Question: I have often heard you say that God does not bestow spiritual gifts through physical means but only through spiritual means. This is logical, but I have a question. Why then did Jesus tell His apostles in Mark:9:29, when they were unable to drive out a particularly stubborn unclean spirit, that “this kind cannot be driven out by anything but prayer and fasting”? This seems to contradict your position.
Response: Prayer is certainly not a “physical means.” Nor is prayer a magic technique that frightens demons away. Prayer is petitioning God to intervene, while at the same time submitting to His will rather than trying to impose one’s will upon Him. Nor could fasting be a “physical means” unless it were the direct or indirect cause of obtaining answers to prayer.
Fasting has no such powers and does not appease God or earn from Him an answer to prayer. In prayer man humbles himself before God. Fasting adds to that humility (Psalm:35:13). It also demonstrates one’s earnestness by setting aside the normal desire and need for food, and the time involved in eating, in order to more completely devote oneself to petitioning God.

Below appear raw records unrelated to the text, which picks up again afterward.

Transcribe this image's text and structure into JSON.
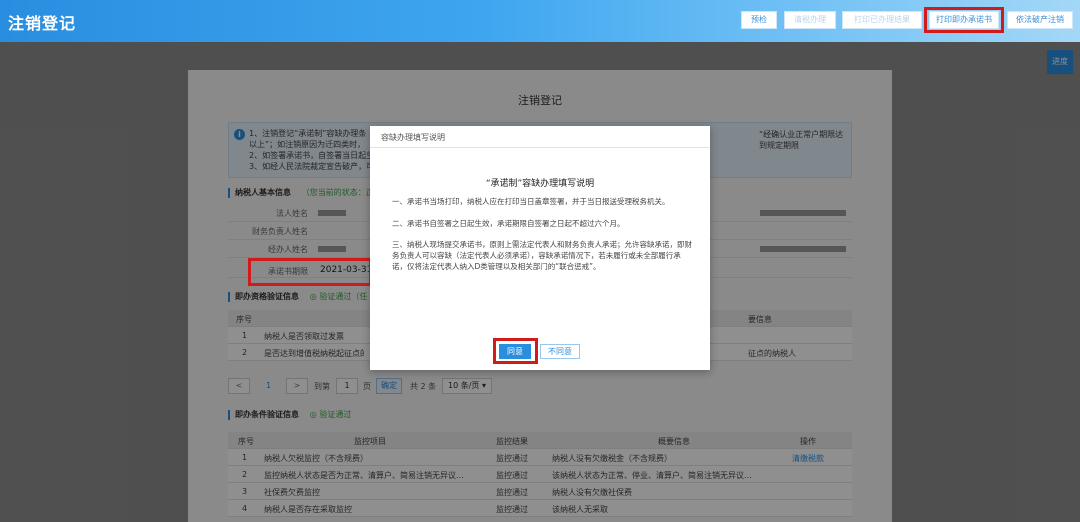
{
  "header": {
    "title": "注销登记",
    "buttons": [
      {
        "label": "预检",
        "dim": false
      },
      {
        "label": "清税办理",
        "dim": true
      },
      {
        "label": "打印已办理结果",
        "dim": true
      },
      {
        "label": "打印即办承诺书",
        "dim": false
      },
      {
        "label": "依法破产注销",
        "dim": false
      }
    ]
  },
  "float_button": {
    "label": "进度"
  },
  "page": {
    "title": "注销登记",
    "notice": {
      "line1": "1、注销登记“承诺制”容缺办理条",
      "line2": "以上”；如注销原因为迁四类时，",
      "line3": "2、如签署承诺书，自签署当日起生",
      "line4": "3、如经人民法院裁定宣告破产，可",
      "right": "“经确认业正常户期限达到规定期限"
    },
    "taxpayer_section": {
      "label": "纳税人基本信息",
      "status": "（您当前的状态：正"
    },
    "fields": [
      {
        "label": "法人姓名"
      },
      {
        "label": "财务负责人姓名"
      },
      {
        "label": "经办人姓名"
      },
      {
        "label": "承诺书期限",
        "value": "2021-03-31"
      }
    ],
    "qualify_section": {
      "label": "即办资格验证信息",
      "status": "验证通过（任"
    },
    "qualify_table": {
      "headers": [
        "序号",
        "要信息"
      ],
      "rows": [
        {
          "no": "1",
          "item": "纳税人是否领取过发票",
          "info": ""
        },
        {
          "no": "2",
          "item": "是否达到增值税纳税起征点的",
          "info": "征点的纳税人"
        }
      ]
    },
    "pager": {
      "prev": "<",
      "current": "1",
      "next": ">",
      "goto_label": "到第",
      "goto_value": "1",
      "page_unit": "页",
      "confirm": "确定",
      "total": "共 2 条",
      "per_page": "10 条/页 ▾"
    },
    "condition_section": {
      "label": "即办条件验证信息",
      "status": "验证通过"
    },
    "condition_table": {
      "headers": [
        "序号",
        "监控项目",
        "监控结果",
        "概要信息",
        "操作"
      ],
      "rows": [
        {
          "no": "1",
          "item": "纳税人欠税监控（不含规费）",
          "result": "监控通过",
          "info": "纳税人没有欠缴税金（不含规费）",
          "op": "清缴税款"
        },
        {
          "no": "2",
          "item": "监控纳税人状态是否为正常、清算户、简易注销无异议...",
          "result": "监控通过",
          "info": "该纳税人状态为正常、停业、清算户、简易注销无异议...",
          "op": ""
        },
        {
          "no": "3",
          "item": "社保费欠费监控",
          "result": "监控通过",
          "info": "纳税人没有欠缴社保费",
          "op": ""
        },
        {
          "no": "4",
          "item": "纳税人是否存在采取监控",
          "result": "监控通过",
          "info": "该纳税人无采取",
          "op": ""
        }
      ]
    }
  },
  "modal": {
    "header": "容缺办理填写说明",
    "title": "“承诺制”容缺办理填写说明",
    "para1": "一、承诺书当场打印，纳税人应在打印当日盖章签署，并于当日报送受理税务机关。",
    "para2": "二、承诺书自签署之日起生效，承诺期限自签署之日起不超过六个月。",
    "para3": "三、纳税人现场提交承诺书，原则上需法定代表人和财务负责人承诺；允许容缺承诺，即财务负责人可以容缺（法定代表人必须承诺），容缺承诺情况下，若未履行或未全部履行承诺，仅将法定代表人纳入D类管理以及相关部门的“联合惩戒”。",
    "agree": "同意",
    "disagree": "不同意"
  },
  "colors": {
    "accent": "#2a8ee0",
    "highlight": "#d11a1a",
    "success": "#3aa34a"
  }
}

The humility of submission to and dependence upon God for His mercy is further demonstrated by clothing oneself in “sackcloth and ashes,” as practiced at times in the past along with fasting (Esther:4:1, 3; Jeremiah:6:26; Daniel:9:3; Jonah:3:6; Matthew:11:21). Scripture says, “Confess your faults one to another, and pray one for another, that ye may be healed. The effectual fervent prayer of a righteous man availeth much” (James:5:16). Fasting is a mark of fervency; it is not a physical means of obtaining a spiritual gift.